> **WHAT YOU ARE ASKED TO DO**
Below are some entries; set them all down exactly.

● ● ● ● ●

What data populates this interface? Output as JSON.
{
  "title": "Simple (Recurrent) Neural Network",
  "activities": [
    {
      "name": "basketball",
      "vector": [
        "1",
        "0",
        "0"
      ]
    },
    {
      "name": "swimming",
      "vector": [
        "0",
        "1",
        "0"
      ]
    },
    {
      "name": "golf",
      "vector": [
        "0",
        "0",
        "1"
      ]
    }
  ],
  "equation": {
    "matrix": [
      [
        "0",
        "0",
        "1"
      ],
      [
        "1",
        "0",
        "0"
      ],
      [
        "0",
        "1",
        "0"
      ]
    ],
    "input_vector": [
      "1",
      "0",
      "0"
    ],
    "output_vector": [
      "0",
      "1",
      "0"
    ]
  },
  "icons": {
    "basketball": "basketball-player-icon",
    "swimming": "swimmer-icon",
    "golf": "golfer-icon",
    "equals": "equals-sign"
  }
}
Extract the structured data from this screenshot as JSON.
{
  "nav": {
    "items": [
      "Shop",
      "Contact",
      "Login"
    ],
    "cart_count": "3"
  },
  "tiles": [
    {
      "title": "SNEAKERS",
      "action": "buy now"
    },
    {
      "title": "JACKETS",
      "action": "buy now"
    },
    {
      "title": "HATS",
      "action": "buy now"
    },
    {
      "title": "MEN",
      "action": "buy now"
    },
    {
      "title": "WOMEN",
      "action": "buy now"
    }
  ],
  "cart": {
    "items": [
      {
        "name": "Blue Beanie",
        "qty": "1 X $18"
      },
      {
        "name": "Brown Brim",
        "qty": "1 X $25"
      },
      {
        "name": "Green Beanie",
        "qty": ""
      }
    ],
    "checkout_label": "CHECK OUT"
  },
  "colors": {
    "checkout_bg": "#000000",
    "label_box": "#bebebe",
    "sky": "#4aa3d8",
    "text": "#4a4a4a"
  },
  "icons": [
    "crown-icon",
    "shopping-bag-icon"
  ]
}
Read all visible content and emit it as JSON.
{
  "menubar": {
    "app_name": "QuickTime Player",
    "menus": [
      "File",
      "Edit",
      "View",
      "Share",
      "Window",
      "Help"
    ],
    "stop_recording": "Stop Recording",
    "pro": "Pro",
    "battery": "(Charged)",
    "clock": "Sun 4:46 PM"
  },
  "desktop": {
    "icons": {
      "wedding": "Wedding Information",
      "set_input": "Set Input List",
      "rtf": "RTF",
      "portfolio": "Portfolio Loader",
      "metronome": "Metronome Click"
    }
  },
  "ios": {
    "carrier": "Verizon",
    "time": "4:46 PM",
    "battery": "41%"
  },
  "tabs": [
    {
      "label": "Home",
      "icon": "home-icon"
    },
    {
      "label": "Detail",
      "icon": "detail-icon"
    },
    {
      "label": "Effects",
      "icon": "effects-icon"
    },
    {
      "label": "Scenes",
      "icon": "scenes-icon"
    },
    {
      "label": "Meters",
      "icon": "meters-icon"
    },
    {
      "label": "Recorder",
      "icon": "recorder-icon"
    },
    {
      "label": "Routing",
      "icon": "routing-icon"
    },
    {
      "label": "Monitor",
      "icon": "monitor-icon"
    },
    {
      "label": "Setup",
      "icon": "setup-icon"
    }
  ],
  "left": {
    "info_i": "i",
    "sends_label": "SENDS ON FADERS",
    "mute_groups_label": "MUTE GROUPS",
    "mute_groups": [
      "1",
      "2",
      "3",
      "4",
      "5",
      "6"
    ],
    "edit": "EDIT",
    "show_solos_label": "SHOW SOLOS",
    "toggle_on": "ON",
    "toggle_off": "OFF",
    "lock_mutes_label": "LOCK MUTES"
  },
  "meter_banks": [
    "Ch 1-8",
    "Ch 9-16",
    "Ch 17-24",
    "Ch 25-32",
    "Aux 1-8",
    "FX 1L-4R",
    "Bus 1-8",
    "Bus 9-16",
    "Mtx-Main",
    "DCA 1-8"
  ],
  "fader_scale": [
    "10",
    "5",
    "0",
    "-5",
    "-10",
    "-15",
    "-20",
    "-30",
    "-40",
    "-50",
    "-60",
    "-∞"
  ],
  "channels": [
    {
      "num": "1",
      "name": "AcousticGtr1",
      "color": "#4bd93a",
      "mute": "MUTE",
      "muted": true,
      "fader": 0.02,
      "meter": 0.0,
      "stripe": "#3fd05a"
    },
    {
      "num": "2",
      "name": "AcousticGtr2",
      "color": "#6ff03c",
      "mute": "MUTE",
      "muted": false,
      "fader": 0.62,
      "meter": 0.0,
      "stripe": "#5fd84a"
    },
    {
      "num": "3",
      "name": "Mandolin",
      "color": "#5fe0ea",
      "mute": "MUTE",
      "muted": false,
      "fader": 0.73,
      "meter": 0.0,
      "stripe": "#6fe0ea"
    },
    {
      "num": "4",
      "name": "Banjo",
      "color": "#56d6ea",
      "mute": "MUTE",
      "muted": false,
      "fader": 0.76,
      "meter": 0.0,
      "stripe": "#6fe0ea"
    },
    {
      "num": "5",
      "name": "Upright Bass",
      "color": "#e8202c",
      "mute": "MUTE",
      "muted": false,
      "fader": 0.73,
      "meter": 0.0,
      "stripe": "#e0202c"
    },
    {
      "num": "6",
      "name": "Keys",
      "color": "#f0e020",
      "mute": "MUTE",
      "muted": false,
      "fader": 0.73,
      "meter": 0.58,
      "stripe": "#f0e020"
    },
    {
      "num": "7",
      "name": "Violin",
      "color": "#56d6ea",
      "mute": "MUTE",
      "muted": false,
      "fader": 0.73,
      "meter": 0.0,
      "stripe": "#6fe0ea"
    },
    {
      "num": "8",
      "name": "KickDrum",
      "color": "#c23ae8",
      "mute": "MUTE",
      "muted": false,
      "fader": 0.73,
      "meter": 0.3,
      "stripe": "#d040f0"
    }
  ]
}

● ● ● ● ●

> **EXPECTED OUTPUT**
What data populates this interface? Output as JSON.
{
  "title": "Simple (Recurrent) Neural Network",
  "activities": [
    {
      "name": "basketball",
      "vector": [
        "1",
        "0",
        "0"
      ]
    },
    {
      "name": "swimming",
      "vector": [
        "0",
        "1",
        "0"
      ]
    },
    {
      "name": "golf",
      "vector": [
        "0",
        "0",
        "1"
      ]
    }
  ],
  "equation": {
    "matrix": [
      [
        "0",
        "0",
        "1"
      ],
      [
        "1",
        "0",
        "0"
      ],
      [
        "0",
        "1",
        "0"
      ]
    ],
    "input_vector": [
      "1",
      "0",
      "0"
    ],
    "output_vector": [
      "0",
      "1",
      "0"
    ]
  },
  "icons": {
    "basketball": "basketball-player-icon",
    "swimming": "swimmer-icon",
    "golf": "golfer-icon",
    "equals": "equals-sign"
  }
}
Extract the structured data from this screenshot as JSON.
{
  "nav": {
    "items": [
      "Shop",
      "Contact",
      "Login"
    ],
    "cart_count": "3"
  },
  "tiles": [
    {
      "title": "SNEAKERS",
      "action": "buy now"
    },
    {
      "title": "JACKETS",
      "action": "buy now"
    },
    {
      "title": "HATS",
      "action": "buy now"
    },
    {
      "title": "MEN",
      "action": "buy now"
    },
    {
      "title": "WOMEN",
      "action": "buy now"
    }
  ],
  "cart": {
    "items": [
      {
        "name": "Blue Beanie",
        "qty": "1 X $18"
      },
      {
        "name": "Brown Brim",
        "qty": "1 X $25"
      },
      {
        "name": "Green Beanie",
        "qty": ""
      }
    ],
    "checkout_label": "CHECK OUT"
  },
  "colors": {
    "checkout_bg": "#000000",
    "label_box": "#bebebe",
    "sky": "#4aa3d8",
    "text": "#4a4a4a"
  },
  "icons": [
    "crown-icon",
    "shopping-bag-icon"
  ]
}
Read all visible content and emit it as JSON.
{
  "menubar": {
    "app_name": "QuickTime Player",
    "menus": [
      "File",
      "Edit",
      "View",
      "Share",
      "Window",
      "Help"
    ],
    "stop_recording": "Stop Recording",
    "pro": "Pro",
    "battery": "(Charged)",
    "clock": "Sun 4:46 PM"
  },
  "desktop": {
    "icons": {
      "wedding": "Wedding Information",
      "set_input": "Set Input List",
      "rtf": "RTF",
      "portfolio": "Portfolio Loader",
      "metronome": "Metronome Click"
    }
  },
  "ios": {
    "carrier": "Verizon",
    "time": "4:46 PM",
    "battery": "41%"
  },
  "tabs": [
    {
      "label": "Home",
      "icon": "home-icon"
    },
    {
      "label": "Detail",
      "icon": "detail-icon"
    },
    {
      "label": "Effects",
      "icon": "effects-icon"
    },
    {
      "label": "Scenes",
      "icon": "scenes-icon"
    },
    {
      "label": "Meters",
      "icon": "meters-icon"
    },
    {
      "label": "Recorder",
      "icon": "recorder-icon"
    },
    {
      "label": "Routing",
      "icon": "routing-icon"
    },
    {
      "label": "Monitor",
      "icon": "monitor-icon"
    },
    {
      "label": "Setup",
      "icon": "setup-icon"
    }
  ],
  "left": {
    "info_i": "i",
    "sends_label": "SENDS ON FADERS",
    "mute_groups_label": "MUTE GROUPS",
    "mute_groups": [
      "1",
      "2",
      "3",
      "4",
      "5",
      "6"
    ],
    "edit": "EDIT",
    "show_solos_label": "SHOW SOLOS",
    "toggle_on": "ON",
    "toggle_off": "OFF",
    "lock_mutes_label": "LOCK MUTES"
  },
  "meter_banks": [
    "Ch 1-8",
    "Ch 9-16",
    "Ch 17-24",
    "Ch 25-32",
    "Aux 1-8",
    "FX 1L-4R",
    "Bus 1-8",
    "Bus 9-16",
    "Mtx-Main",
    "DCA 1-8"
  ],
  "fader_scale": [
    "10",
    "5",
    "0",
    "-5",
    "-10",
    "-15",
    "-20",
    "-30",
    "-40",
    "-50",
    "-60",
    "-∞"
  ],
  "channels": [
    {
      "num": "1",
      "name": "AcousticGtr1",
      "color": "#4bd93a",
      "mute": "MUTE",
      "muted": true,
      "fader": 0.02,
      "meter": 0.0,
      "stripe": "#3fd05a"
    },
    {
      "num": "2",
      "name": "AcousticGtr2",
      "color": "#6ff03c",
      "mute": "MUTE",
      "muted": false,
      "fader": 0.62,
      "meter": 0.0,
      "stripe": "#5fd84a"
    },
    {
      "num": "3",
      "name": "Mandolin",
      "color": "#5fe0ea",
      "mute": "MUTE",
      "muted": false,
      "fader": 0.73,
      "meter": 0.0,
      "stripe": "#6fe0ea"
    },
    {
      "num": "4",
      "name": "Banjo",
      "color": "#56d6ea",
      "mute": "MUTE",
      "muted": false,
      "fader": 0.76,
      "meter": 0.0,
      "stripe": "#6fe0ea"
    },
    {
      "num": "5",
      "name": "Upright Bass",
      "color": "#e8202c",
      "mute": "MUTE",
      "muted": false,
      "fader": 0.73,
      "meter": 0.0,
      "stripe": "#e0202c"
    },
    {
      "num": "6",
      "name": "Keys",
      "color": "#f0e020",
      "mute": "MUTE",
      "muted": false,
      "fader": 0.73,
      "meter": 0.58,
      "stripe": "#f0e020"
    },
    {
      "num": "7",
      "name": "Violin",
      "color": "#56d6ea",
      "mute": "MUTE",
      "muted": false,
      "fader": 0.73,
      "meter": 0.0,
      "stripe": "#6fe0ea"
    },
    {
      "num": "8",
      "name": "KickDrum",
      "color": "#c23ae8",
      "mute": "MUTE",
      "muted": false,
      "fader": 0.73,
      "meter": 0.3,
      "stripe": "#d040f0"
    }
  ]
}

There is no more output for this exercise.